(Beginning of Dataset excerpts)

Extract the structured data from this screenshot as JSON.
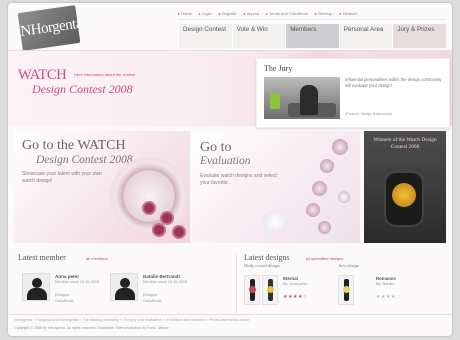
{
  "header": {
    "logo_text": "INHorgenta",
    "utility_nav": [
      "Home",
      "Login",
      "Register",
      "Imprint",
      "Terms and Conditions",
      "Sitemap",
      "Deutsch"
    ],
    "main_nav": [
      {
        "label": "Design Contest"
      },
      {
        "label": "Vote & Win"
      },
      {
        "label": "Members"
      },
      {
        "label": "Personal Area"
      },
      {
        "label": "Jury & Prizes"
      }
    ]
  },
  "hero": {
    "title": "WATCH",
    "link": "Here information about the contest",
    "subtitle": "Design Contest 2008"
  },
  "jury": {
    "title": "The Jury",
    "text": "Influential personalities within the design community will evaluate your design!",
    "caption": "(Picture: Nadja Swarovski)"
  },
  "tiles": [
    {
      "heading": "Go to the WATCH",
      "subheading": "Design Contest 2008",
      "text": "Showcase your talent with your own watch design!"
    },
    {
      "heading": "Go to",
      "subheading": "Evaluation",
      "text": "Evaluate watch designs and select your favorite."
    },
    {
      "text": "Winners of the Watch Design Contest 2008"
    }
  ],
  "latest_member": {
    "title": "Latest member",
    "link": "all members",
    "members": [
      {
        "name": "Anna peter",
        "meta": "Member since 24.10.2008",
        "links": [
          "Designs",
          "Guestbook"
        ]
      },
      {
        "name": "Natalie Bertrandt",
        "meta": "Member since 24.10.2008",
        "links": [
          "Designs",
          "Guestbook"
        ]
      }
    ]
  },
  "latest_designs": {
    "title": "Latest designs",
    "link": "all submitted designs",
    "categories": [
      "Daily crowd design",
      "Jury design"
    ],
    "designs": [
      {
        "name": "Eternal",
        "meta": "By: Anna peter",
        "stars": "★★★★☆"
      },
      {
        "name": "Romance",
        "meta": "By: Natalie",
        "stars": "★★★★☆"
      }
    ]
  },
  "footer": {
    "links": "Inhorgenta  »  Fairground of Inhorgenta  »  The leading company  »  The jury and evaluation  »  Exhibitors and partners  »  Press and media center",
    "copyright": "Copyright © 2008 by Inhorgenta. All rights reserved. Disclaimer. Web production by Forsk. Messe"
  },
  "colors": {
    "accent": "#d1477d",
    "nav_active": "#cfcfd3"
  }
}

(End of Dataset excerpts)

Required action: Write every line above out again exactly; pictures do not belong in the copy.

Exercise output:
Extract the structured data from this screenshot as JSON.
{
  "header": {
    "logo_text": "INHorgenta",
    "utility_nav": [
      "Home",
      "Login",
      "Register",
      "Imprint",
      "Terms and Conditions",
      "Sitemap",
      "Deutsch"
    ],
    "main_nav": [
      {
        "label": "Design Contest"
      },
      {
        "label": "Vote & Win"
      },
      {
        "label": "Members"
      },
      {
        "label": "Personal Area"
      },
      {
        "label": "Jury & Prizes"
      }
    ]
  },
  "hero": {
    "title": "WATCH",
    "link": "Here information about the contest",
    "subtitle": "Design Contest 2008"
  },
  "jury": {
    "title": "The Jury",
    "text": "Influential personalities within the design community will evaluate your design!",
    "caption": "(Picture: Nadja Swarovski)"
  },
  "tiles": [
    {
      "heading": "Go to the WATCH",
      "subheading": "Design Contest 2008",
      "text": "Showcase your talent with your own watch design!"
    },
    {
      "heading": "Go to",
      "subheading": "Evaluation",
      "text": "Evaluate watch designs and select your favorite."
    },
    {
      "text": "Winners of the Watch Design Contest 2008"
    }
  ],
  "latest_member": {
    "title": "Latest member",
    "link": "all members",
    "members": [
      {
        "name": "Anna peter",
        "meta": "Member since 24.10.2008",
        "links": [
          "Designs",
          "Guestbook"
        ]
      },
      {
        "name": "Natalie Bertrandt",
        "meta": "Member since 24.10.2008",
        "links": [
          "Designs",
          "Guestbook"
        ]
      }
    ]
  },
  "latest_designs": {
    "title": "Latest designs",
    "link": "all submitted designs",
    "categories": [
      "Daily crowd design",
      "Jury design"
    ],
    "designs": [
      {
        "name": "Eternal",
        "meta": "By: Anna peter",
        "stars": "★★★★☆"
      },
      {
        "name": "Romance",
        "meta": "By: Natalie",
        "stars": "★★★★☆"
      }
    ]
  },
  "footer": {
    "links": "Inhorgenta  »  Fairground of Inhorgenta  »  The leading company  »  The jury and evaluation  »  Exhibitors and partners  »  Press and media center",
    "copyright": "Copyright © 2008 by Inhorgenta. All rights reserved. Disclaimer. Web production by Forsk. Messe"
  },
  "colors": {
    "accent": "#d1477d",
    "nav_active": "#cfcfd3"
  }
}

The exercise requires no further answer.